### YOUR GOAL
In the entries below, the word "time" appears on some lines. Copy each of those lines.

### SUPPLIED INFORMATION

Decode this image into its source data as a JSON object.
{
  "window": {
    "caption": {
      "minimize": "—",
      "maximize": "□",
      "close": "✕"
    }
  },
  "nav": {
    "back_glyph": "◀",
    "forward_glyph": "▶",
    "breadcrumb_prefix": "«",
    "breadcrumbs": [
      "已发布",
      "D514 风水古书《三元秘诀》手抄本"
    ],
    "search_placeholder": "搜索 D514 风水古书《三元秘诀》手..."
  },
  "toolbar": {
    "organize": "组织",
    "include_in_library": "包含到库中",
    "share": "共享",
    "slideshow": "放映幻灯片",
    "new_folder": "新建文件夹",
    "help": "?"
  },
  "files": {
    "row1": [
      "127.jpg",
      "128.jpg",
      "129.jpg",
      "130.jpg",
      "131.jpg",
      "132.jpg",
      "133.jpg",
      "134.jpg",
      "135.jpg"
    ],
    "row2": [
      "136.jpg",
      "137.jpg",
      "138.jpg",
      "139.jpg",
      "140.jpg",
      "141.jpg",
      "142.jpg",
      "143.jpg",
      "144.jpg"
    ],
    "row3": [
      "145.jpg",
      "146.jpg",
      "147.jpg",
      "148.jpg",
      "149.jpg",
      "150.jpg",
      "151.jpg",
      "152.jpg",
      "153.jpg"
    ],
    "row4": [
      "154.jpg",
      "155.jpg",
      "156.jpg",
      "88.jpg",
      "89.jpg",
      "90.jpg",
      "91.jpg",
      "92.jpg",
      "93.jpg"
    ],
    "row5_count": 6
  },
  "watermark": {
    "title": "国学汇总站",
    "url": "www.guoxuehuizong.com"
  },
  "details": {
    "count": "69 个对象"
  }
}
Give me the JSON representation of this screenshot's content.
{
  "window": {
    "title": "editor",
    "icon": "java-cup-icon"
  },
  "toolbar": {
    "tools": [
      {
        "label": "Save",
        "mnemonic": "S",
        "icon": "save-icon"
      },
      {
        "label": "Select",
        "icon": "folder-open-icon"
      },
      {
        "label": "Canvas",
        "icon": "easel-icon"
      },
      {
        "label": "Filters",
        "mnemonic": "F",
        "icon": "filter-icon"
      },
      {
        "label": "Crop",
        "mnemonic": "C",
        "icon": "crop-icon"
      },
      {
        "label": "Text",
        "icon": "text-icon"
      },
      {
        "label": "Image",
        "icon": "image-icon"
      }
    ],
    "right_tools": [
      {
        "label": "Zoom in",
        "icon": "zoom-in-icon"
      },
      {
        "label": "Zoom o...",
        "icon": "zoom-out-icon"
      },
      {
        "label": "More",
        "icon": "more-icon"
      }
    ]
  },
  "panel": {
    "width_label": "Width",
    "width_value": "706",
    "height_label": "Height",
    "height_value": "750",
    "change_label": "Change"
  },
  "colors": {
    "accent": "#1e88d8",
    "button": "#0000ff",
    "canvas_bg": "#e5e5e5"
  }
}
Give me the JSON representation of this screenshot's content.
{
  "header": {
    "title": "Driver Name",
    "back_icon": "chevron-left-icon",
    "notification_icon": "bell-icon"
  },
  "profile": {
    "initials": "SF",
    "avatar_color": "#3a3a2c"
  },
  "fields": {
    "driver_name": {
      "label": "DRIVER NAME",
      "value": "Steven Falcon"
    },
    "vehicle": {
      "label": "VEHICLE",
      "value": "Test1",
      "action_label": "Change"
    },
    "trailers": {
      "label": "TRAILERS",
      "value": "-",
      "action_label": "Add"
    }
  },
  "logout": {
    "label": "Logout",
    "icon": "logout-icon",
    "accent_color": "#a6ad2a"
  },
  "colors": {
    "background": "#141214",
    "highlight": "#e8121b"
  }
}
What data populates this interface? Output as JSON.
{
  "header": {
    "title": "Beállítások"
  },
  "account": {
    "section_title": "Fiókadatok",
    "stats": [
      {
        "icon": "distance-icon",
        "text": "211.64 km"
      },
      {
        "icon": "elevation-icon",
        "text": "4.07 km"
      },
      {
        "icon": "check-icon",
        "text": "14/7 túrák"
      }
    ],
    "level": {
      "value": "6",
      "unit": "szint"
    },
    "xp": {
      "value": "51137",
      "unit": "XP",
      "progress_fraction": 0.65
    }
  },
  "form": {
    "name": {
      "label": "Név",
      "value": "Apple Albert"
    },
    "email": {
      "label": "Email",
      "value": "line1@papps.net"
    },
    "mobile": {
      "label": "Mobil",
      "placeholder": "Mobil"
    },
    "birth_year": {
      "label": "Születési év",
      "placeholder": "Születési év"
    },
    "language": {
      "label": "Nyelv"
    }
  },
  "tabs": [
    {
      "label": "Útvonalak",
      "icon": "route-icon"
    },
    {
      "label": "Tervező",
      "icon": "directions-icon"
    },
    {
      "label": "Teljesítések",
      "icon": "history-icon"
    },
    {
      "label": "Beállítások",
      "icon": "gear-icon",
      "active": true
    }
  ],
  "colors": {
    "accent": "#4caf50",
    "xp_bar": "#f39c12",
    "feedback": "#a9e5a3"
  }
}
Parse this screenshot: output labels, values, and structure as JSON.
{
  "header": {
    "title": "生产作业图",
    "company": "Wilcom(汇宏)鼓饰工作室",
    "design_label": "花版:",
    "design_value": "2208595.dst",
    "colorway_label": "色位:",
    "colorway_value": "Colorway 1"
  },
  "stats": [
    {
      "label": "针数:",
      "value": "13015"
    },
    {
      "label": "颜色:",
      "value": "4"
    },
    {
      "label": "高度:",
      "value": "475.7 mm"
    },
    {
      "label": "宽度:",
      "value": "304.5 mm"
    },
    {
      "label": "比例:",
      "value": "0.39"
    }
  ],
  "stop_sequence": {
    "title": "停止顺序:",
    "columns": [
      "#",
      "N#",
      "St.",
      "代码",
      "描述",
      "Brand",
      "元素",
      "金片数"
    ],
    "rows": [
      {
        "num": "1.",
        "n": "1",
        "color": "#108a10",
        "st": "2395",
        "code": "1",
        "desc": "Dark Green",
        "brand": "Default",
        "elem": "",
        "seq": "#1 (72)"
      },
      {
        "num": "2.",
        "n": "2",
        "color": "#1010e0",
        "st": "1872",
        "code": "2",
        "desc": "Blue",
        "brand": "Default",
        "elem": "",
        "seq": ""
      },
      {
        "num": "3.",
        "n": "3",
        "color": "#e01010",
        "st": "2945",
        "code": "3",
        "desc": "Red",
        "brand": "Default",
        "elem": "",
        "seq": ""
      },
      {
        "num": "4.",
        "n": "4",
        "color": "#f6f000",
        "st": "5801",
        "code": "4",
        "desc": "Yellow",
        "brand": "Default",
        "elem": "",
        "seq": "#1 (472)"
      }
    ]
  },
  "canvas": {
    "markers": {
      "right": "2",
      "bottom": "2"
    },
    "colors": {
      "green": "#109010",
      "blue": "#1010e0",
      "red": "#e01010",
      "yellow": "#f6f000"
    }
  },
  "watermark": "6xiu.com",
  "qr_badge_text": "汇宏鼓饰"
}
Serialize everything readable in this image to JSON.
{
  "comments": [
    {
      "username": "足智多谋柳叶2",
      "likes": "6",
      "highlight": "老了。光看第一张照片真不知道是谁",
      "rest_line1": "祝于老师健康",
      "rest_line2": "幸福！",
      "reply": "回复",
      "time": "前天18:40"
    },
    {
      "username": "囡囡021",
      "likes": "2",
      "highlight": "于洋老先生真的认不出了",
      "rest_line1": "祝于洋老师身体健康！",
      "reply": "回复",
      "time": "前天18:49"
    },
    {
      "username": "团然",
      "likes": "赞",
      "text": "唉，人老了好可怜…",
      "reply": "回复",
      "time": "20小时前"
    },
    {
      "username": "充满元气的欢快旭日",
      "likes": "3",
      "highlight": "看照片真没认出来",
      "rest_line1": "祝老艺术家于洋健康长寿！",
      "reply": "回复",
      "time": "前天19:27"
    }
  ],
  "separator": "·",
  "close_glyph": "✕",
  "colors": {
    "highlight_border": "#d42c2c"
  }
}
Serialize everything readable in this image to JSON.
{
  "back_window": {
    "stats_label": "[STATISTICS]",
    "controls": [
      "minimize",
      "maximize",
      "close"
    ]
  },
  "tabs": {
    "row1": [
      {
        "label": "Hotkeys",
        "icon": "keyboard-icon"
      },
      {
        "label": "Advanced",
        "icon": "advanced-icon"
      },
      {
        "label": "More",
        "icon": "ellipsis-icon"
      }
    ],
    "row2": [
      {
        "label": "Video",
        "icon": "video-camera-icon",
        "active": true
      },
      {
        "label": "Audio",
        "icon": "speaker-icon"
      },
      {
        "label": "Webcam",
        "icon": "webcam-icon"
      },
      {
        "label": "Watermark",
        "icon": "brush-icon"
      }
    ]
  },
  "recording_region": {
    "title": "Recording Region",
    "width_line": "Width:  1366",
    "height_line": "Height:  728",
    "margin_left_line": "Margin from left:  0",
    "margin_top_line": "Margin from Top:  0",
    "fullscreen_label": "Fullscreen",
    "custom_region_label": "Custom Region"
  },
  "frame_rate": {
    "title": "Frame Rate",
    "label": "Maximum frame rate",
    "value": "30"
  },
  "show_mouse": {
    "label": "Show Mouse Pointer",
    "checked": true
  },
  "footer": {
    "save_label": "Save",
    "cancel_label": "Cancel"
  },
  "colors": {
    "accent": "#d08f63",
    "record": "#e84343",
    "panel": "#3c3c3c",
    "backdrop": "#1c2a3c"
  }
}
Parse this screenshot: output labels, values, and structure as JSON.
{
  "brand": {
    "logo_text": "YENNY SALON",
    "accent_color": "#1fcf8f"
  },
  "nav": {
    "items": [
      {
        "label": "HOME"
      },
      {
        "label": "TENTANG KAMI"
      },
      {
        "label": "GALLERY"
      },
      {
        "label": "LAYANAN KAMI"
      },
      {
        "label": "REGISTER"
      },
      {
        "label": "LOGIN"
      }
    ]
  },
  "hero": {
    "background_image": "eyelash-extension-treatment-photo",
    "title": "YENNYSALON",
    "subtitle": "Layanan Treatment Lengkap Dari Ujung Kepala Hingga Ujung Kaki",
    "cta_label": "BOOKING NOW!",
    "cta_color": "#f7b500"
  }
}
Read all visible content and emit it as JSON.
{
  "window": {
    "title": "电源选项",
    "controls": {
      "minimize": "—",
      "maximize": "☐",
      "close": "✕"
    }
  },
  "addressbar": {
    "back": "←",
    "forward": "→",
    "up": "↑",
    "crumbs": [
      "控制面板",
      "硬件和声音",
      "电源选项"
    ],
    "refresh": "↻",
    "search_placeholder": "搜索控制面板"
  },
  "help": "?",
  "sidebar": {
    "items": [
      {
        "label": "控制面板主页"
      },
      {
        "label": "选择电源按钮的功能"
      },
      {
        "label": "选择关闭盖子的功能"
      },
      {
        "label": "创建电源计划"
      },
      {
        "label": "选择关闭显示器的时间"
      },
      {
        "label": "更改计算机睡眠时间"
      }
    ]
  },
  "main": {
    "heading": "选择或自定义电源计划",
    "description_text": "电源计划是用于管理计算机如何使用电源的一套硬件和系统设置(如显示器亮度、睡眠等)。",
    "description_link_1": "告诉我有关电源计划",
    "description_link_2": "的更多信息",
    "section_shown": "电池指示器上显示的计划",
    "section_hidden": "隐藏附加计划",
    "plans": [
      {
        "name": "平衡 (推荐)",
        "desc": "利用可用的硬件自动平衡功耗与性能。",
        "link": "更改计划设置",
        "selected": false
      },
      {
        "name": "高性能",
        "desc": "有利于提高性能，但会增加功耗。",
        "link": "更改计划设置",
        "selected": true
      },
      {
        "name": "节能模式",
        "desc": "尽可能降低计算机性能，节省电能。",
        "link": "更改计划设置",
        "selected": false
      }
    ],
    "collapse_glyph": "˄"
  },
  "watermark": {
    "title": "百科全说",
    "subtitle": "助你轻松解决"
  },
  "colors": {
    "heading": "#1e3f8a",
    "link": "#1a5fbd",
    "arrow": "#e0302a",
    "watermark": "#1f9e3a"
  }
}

### COMPLETED EXERCISE
      "time": "前天18:40"
      "time": "前天18:49"
      "time": "20小时前"
      "time": "前天19:27"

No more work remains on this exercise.